As you can see, the world of Excel is full of hidden gems waiting to be discovered. So, go forth, my fellow spreadsheet enthusiasts, and conquer the realm of data manipulation with the ROW function and its esteemed companions!
But wait, there's more! Excel offers a plethora of other functions that can further expand your data manipulation capabilities. Let's explore a couple more:
- INDEX: This versatile function allows you to retrieve values from a specific row or column within a range. It's like having a superpower that lets you pinpoint the exact data you need, even from large datasets.
- COUNTIF: When you need to count the number of cells that meet a certain criteria, the COUNTIF function is your go-to tool. It saves you from manually counting rows and columns, especially when dealing with large datasets.

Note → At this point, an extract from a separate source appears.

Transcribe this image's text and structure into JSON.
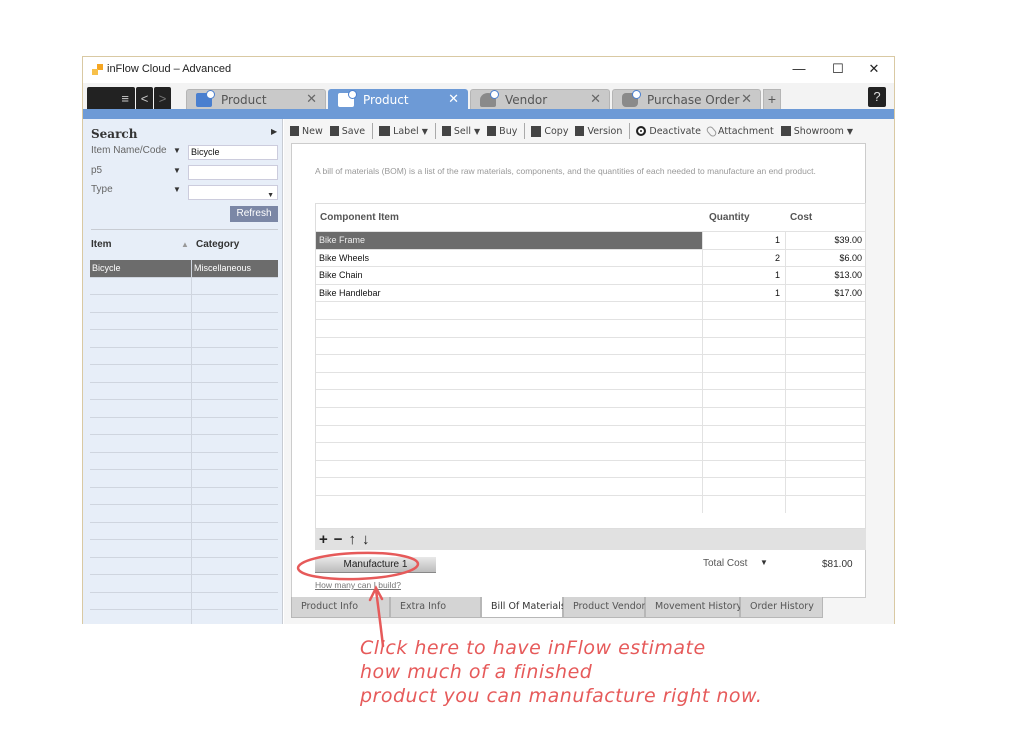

Imagine you have a table with multiple columns representing different months, and you want to extract the sales figures for a specific product. With the INDEX function, you can specify the row and column numbers to retrieve the desired data. This function is particularly useful when dealing with complex datasets that require precise data extraction.

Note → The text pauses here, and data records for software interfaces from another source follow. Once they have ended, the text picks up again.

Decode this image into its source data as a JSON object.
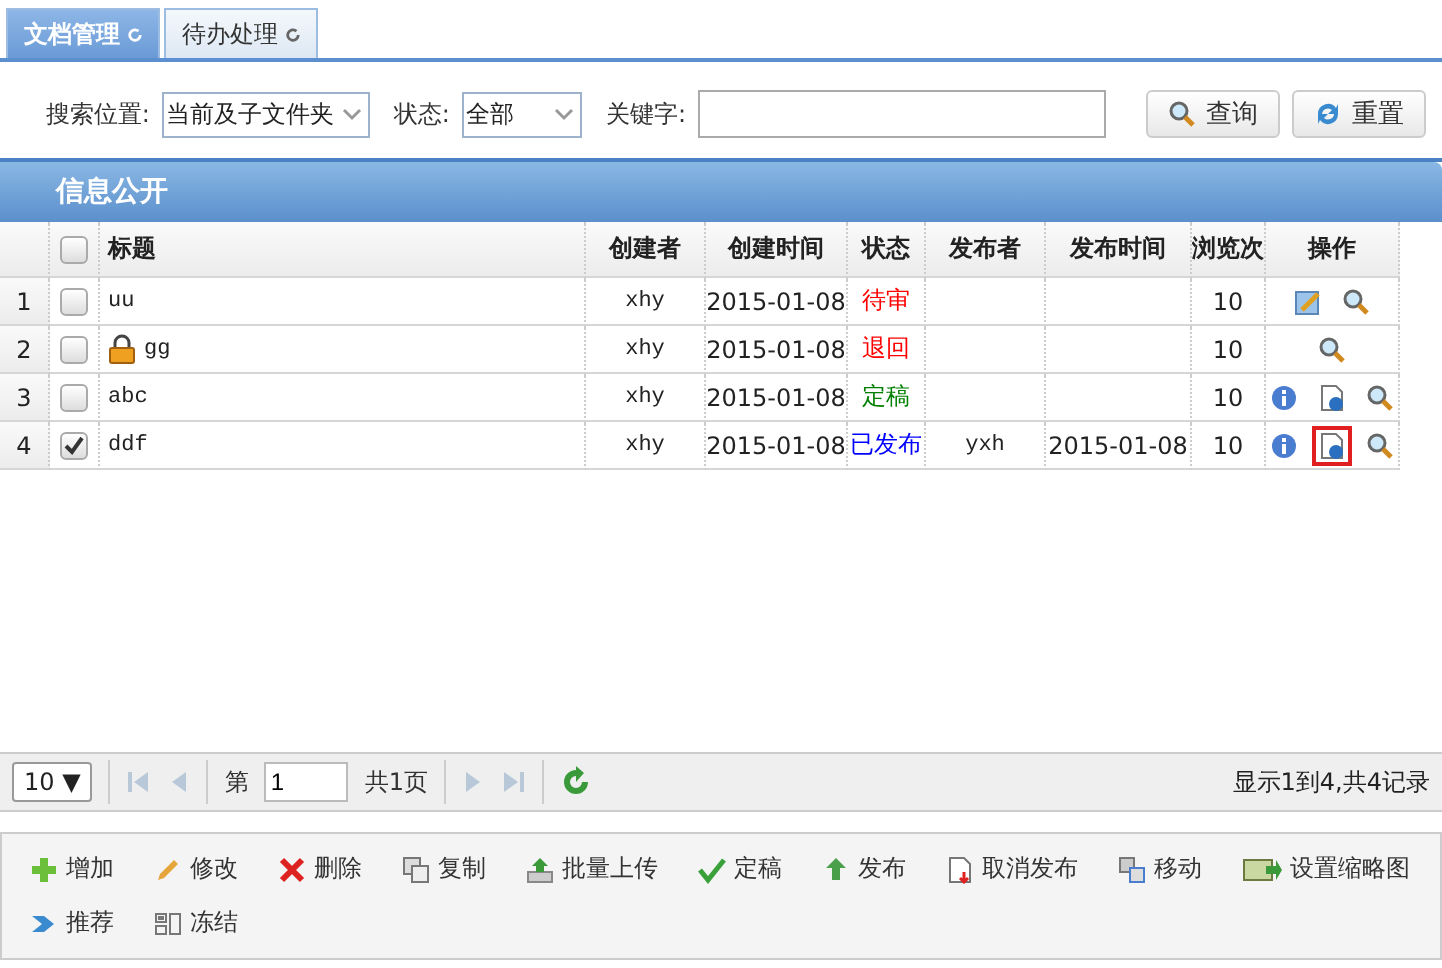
{
  "tabs": [
    {
      "label": "文档管理",
      "selected": true
    },
    {
      "label": "待办处理",
      "selected": false
    }
  ],
  "search": {
    "location_label": "搜索位置:",
    "location_value": "当前及子文件夹",
    "status_label": "状态:",
    "status_value": "全部",
    "keyword_label": "关键字:",
    "buttons": [
      {
        "kind": "search",
        "label": "查询"
      },
      {
        "kind": "reset",
        "label": "重置"
      }
    ]
  },
  "panel": {
    "title": "信息公开"
  },
  "table": {
    "all_checked": false,
    "columns": [
      "标题",
      "创建者",
      "创建时间",
      "状态",
      "发布者",
      "发布时间",
      "浏览次",
      "操作"
    ],
    "rows": [
      {
        "index": "1",
        "checked": false,
        "locked": false,
        "title": "uu",
        "creator": "xhy",
        "created": "2015-01-08",
        "status": "待审",
        "color": "#ff0000",
        "publisher": "",
        "published": "",
        "views": "10",
        "actions": [
          {
            "kind": "edit",
            "selected": false
          },
          {
            "kind": "view",
            "selected": false
          }
        ]
      },
      {
        "index": "2",
        "checked": false,
        "locked": true,
        "title": "gg",
        "creator": "xhy",
        "created": "2015-01-08",
        "status": "退回",
        "color": "#ff0000",
        "publisher": "",
        "published": "",
        "views": "10",
        "actions": [
          {
            "kind": "view",
            "selected": false
          }
        ]
      },
      {
        "index": "3",
        "checked": false,
        "locked": false,
        "title": "abc",
        "creator": "xhy",
        "created": "2015-01-08",
        "status": "定稿",
        "color": "#008000",
        "publisher": "",
        "published": "",
        "views": "10",
        "actions": [
          {
            "kind": "info",
            "selected": false
          },
          {
            "kind": "publish",
            "selected": false
          },
          {
            "kind": "view",
            "selected": false
          }
        ]
      },
      {
        "index": "4",
        "checked": true,
        "locked": false,
        "title": "ddf",
        "creator": "xhy",
        "created": "2015-01-08",
        "status": "已发布",
        "color": "#0000ff",
        "publisher": "yxh",
        "published": "2015-01-08",
        "views": "10",
        "actions": [
          {
            "kind": "info",
            "selected": false
          },
          {
            "kind": "publish",
            "selected": true
          },
          {
            "kind": "view",
            "selected": false
          }
        ]
      }
    ]
  },
  "pager": {
    "page_size": "10 ▼",
    "page_prefix": "第",
    "page_value": "1",
    "page_suffix": "共1页",
    "summary": "显示1到4,共4记录"
  },
  "toolbar": [
    {
      "kind": "add",
      "label": "增加"
    },
    {
      "kind": "edit",
      "label": "修改"
    },
    {
      "kind": "delete",
      "label": "删除"
    },
    {
      "kind": "copy",
      "label": "复制"
    },
    {
      "kind": "upload",
      "label": "批量上传"
    },
    {
      "kind": "finalize",
      "label": "定稿"
    },
    {
      "kind": "publish",
      "label": "发布"
    },
    {
      "kind": "unpublish",
      "label": "取消发布"
    },
    {
      "kind": "move",
      "label": "移动"
    },
    {
      "kind": "thumb",
      "label": "设置缩略图"
    },
    {
      "kind": "recommend",
      "label": "推荐"
    },
    {
      "kind": "freeze",
      "label": "冻结"
    }
  ]
}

For example, let's say you have a list of customer ratings for a product, and you want to know how many customers rated it above a certain threshold. With the COUNTIF function, you can easily specify the criteria and get the count of matching cells. This function is a time-saver when it comes to data analysis and filtering.
With these additional functions at your disposal, you can take your Excel skills to new heights. So, keep exploring, experimenting, and unraveling the wonders of data manipulation in Excel!
I'm Simon, your not-so-typical finance guy with a knack for numbers and a love for a good spreadsheet. Being in the finance world for over two decades, I've seen it all - from the highs of bull markets to the 'oh no!' moments of financial crashes. But here's the twist: I believe finance should be fun (yes, you read that right, fun!).
As a dad, I've mastered the art of explaining complex things, like why the sky is blue or why budgeting is cool, in ways that even a five-year-old would get (or at least pretend to). I bring this same approach to THINK, where I break down financial jargon into something you can actually enjoy reading - and maybe even laugh at!
So, whether you're trying to navigate the world of investments or just figure out how to make an Excel budget that doesn’t make you snooze, I’m here to guide you with practical advice, sprinkled with dad jokes and a healthy dose of real-world experience. Let's make finance fun together!